Aleph Alpha Secures $500 Million in Series B Funding, Marking One of Europe’s Largest AI Rounds
erman AI company Aleph Alpha has today raised $500m (€460m) in one of Europe’s largest AI rounds ever. €110m of the funding is in the form of equity, and Sifted understands the majority of the funding is in the form of a grant. It includes no debt.
The round, which was first reported by Handelsblatt, is led by a group of seven new investors, including Innovation Park Artificial Intelligence (Ipai) based in Heilbronn, Bosch Ventures and SAP, among others. Existing investors such as Cavalry Ventures, LEA Partners and 468 Capital also participated.
Aleph Alpha builds large language models (LLMs) similar to OpenAI’s GPT-4 but designed for enterprises rather than consumers.
The funding will bolster Aleph Alpha’s research capacity, and accelerate its development and commercialisation of generative AI for applications in healthcare, finance, law, government and security. It’s hoped the funding will help Aleph Alpha scale to compete with international competitors in the US and China.
Founder and CEO Jonas Andrulis wanted to raise solely from German and European investors, one VC who participated in the round tells Sifted — which proved tricky.
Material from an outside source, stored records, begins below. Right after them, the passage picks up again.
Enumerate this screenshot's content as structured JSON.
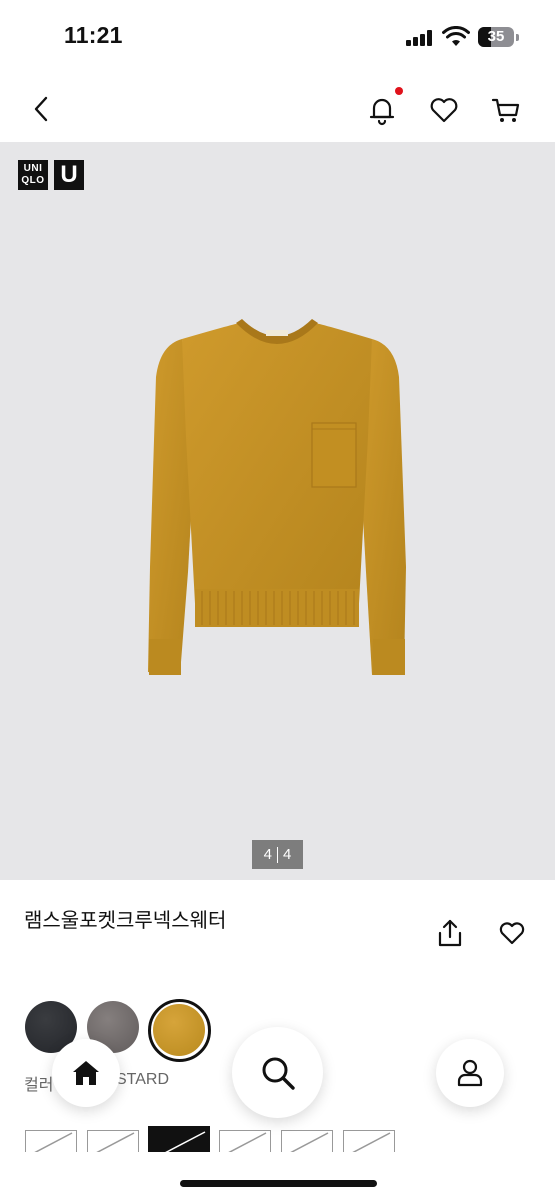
{
  "status_bar": {
    "time": "11:21",
    "battery_level": "35"
  },
  "nav": {
    "back_icon": "chevron-left-icon",
    "notification_icon": "bell-icon",
    "notification_badge_color": "#e0121b",
    "favorites_icon": "heart-icon",
    "cart_icon": "cart-icon"
  },
  "hero": {
    "brand_logo_text": "UNI QLO",
    "brand_u_logo_text": "U",
    "image_color": "#c48f23",
    "page_current": "4",
    "page_total": "4"
  },
  "product": {
    "title": "램스울포켓크루넥스웨터",
    "share_icon": "share-icon",
    "wishlist_icon": "heart-icon"
  },
  "colors": {
    "label": "컬러",
    "selected_value": "STARD",
    "swatches": [
      {
        "name": "black",
        "hex": "#2b2d31"
      },
      {
        "name": "gray",
        "hex": "#716b6b"
      },
      {
        "name": "mustard",
        "hex": "#c4951f",
        "selected": true
      }
    ]
  },
  "floating_nav": {
    "home_icon": "home-icon",
    "search_icon": "search-icon",
    "account_icon": "user-icon"
  }
}
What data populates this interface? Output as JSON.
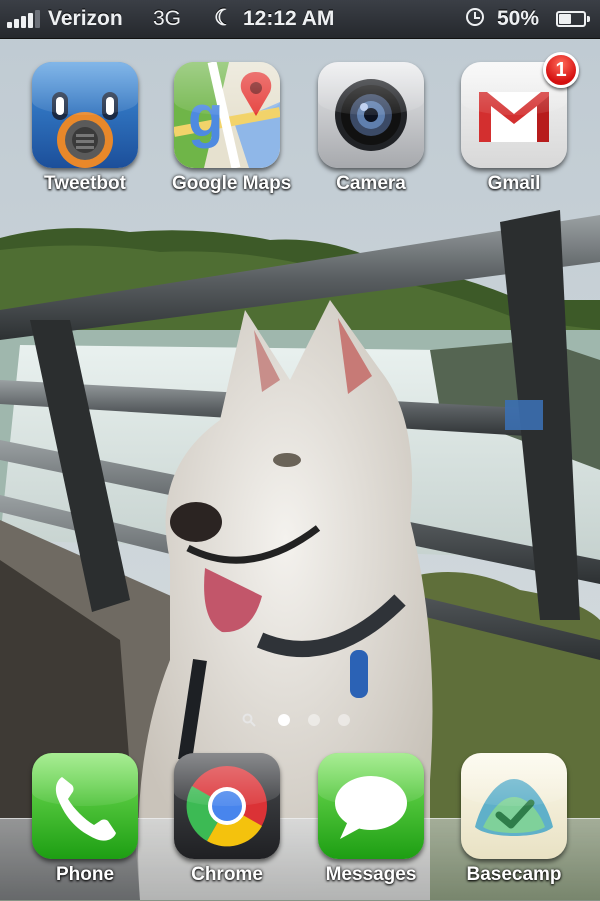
{
  "status_bar": {
    "carrier": "Verizon",
    "network": "3G",
    "time": "12:12 AM",
    "battery_percent": "50%",
    "battery_level": 0.5,
    "signal_bars": 4
  },
  "home": {
    "apps": [
      {
        "name": "Tweetbot",
        "icon": "tweetbot-icon"
      },
      {
        "name": "Google Maps",
        "icon": "google-maps-icon"
      },
      {
        "name": "Camera",
        "icon": "camera-icon"
      },
      {
        "name": "Gmail",
        "icon": "gmail-icon",
        "badge": "1"
      }
    ],
    "page_indicator": {
      "pages": 3,
      "current": 1,
      "has_search": true
    }
  },
  "dock": {
    "apps": [
      {
        "name": "Phone",
        "icon": "phone-icon"
      },
      {
        "name": "Chrome",
        "icon": "chrome-icon"
      },
      {
        "name": "Messages",
        "icon": "messages-icon"
      },
      {
        "name": "Basecamp",
        "icon": "basecamp-icon"
      }
    ]
  },
  "colors": {
    "badge_red": "#d40f0f",
    "status_bar": "#2c3036"
  }
}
The VC says US funds were interested in joining the round, but only US-based Hewlett Packard Enterprise contributed with a small ticket.
Despite Aleph Alpha’s desire to contribute to Europe’s tech sovereignty, whether it can grow to be a significant AI player without US investment or resources remains to be seen.
Claude Ritter, partner at Cavalry Ventures, is hopeful. “In the past, there hasn’t been the capital here [in Europe]. But with the rise of DeepMind, Mistral and other AI companies, we have a lot of data points to show stuff is happening here,” he says.
“There’s a lot of interest in governments, with France doubling down on it. It feels like there is good momentum for Aleph Alpha to get off the ground. Will this be a German company forever? I can’t tell you.”
Yes, I want to contribute to the fact that there’s technological sovereignty, and I want to be the smallest company that can do that
Andrulis himself tells Sifted at a conference in Heilbronn, where Ipai is based, that scaling to become a huge company was never his intention. “I don’t want to necessarily have a company of 10k people. Yes, I want to contribute to the fact that there’s technological sovereignty, and I want to be the smallest company that can do that.”
“The goal was never size, but capability,” Andrulis adds. “So the smallest number of people that can get me there is fine.”